What you have to do | Scan the entries that follow and give only the number of lines containing "data".

Source information START

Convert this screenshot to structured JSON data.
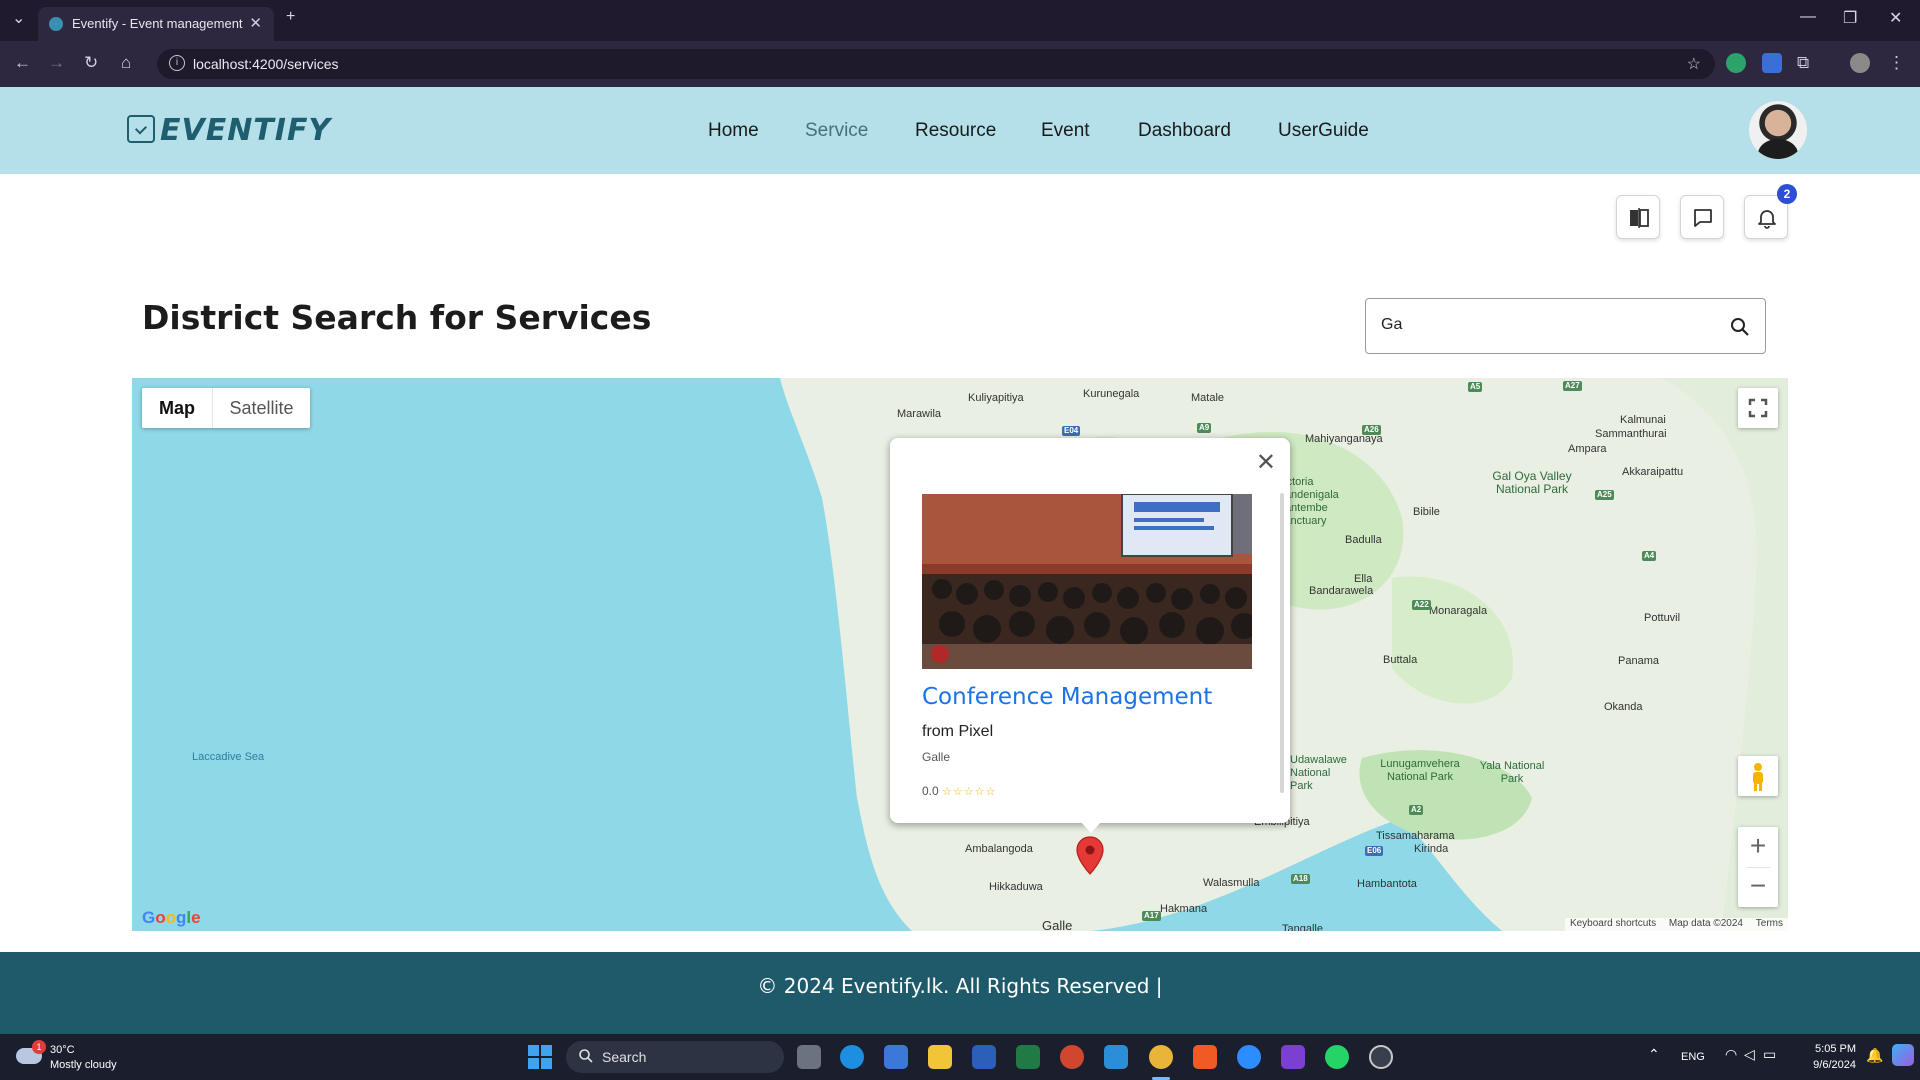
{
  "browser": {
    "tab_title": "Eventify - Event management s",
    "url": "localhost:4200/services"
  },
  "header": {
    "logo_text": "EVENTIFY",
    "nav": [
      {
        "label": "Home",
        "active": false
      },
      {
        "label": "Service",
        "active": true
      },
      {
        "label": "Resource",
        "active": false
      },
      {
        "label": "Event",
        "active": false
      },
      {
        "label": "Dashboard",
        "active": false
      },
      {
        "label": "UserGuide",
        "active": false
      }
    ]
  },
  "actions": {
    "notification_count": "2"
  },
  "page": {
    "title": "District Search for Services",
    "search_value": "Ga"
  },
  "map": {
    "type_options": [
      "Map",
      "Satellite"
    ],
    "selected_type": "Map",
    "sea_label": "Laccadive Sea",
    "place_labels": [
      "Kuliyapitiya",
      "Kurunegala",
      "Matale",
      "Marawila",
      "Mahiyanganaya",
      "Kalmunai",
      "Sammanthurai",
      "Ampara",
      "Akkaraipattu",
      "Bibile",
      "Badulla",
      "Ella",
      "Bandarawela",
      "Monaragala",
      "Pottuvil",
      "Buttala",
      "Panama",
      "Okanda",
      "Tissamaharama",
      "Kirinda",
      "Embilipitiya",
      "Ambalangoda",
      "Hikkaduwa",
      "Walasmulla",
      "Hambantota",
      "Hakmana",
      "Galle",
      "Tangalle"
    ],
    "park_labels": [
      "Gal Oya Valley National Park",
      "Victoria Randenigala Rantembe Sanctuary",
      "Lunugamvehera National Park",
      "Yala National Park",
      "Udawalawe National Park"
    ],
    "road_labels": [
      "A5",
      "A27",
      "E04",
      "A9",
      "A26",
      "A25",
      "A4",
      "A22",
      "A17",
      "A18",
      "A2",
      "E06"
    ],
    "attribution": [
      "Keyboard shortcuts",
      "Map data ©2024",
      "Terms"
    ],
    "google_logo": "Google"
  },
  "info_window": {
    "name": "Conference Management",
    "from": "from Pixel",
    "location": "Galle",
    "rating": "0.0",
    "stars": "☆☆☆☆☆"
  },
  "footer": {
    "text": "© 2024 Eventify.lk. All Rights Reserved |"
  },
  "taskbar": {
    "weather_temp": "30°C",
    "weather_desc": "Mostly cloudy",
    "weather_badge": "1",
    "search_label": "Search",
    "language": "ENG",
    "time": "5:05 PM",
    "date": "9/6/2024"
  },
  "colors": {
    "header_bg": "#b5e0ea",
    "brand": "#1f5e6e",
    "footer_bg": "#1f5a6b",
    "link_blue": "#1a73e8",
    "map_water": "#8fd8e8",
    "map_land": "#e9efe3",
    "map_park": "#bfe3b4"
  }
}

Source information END

Exercise response | 2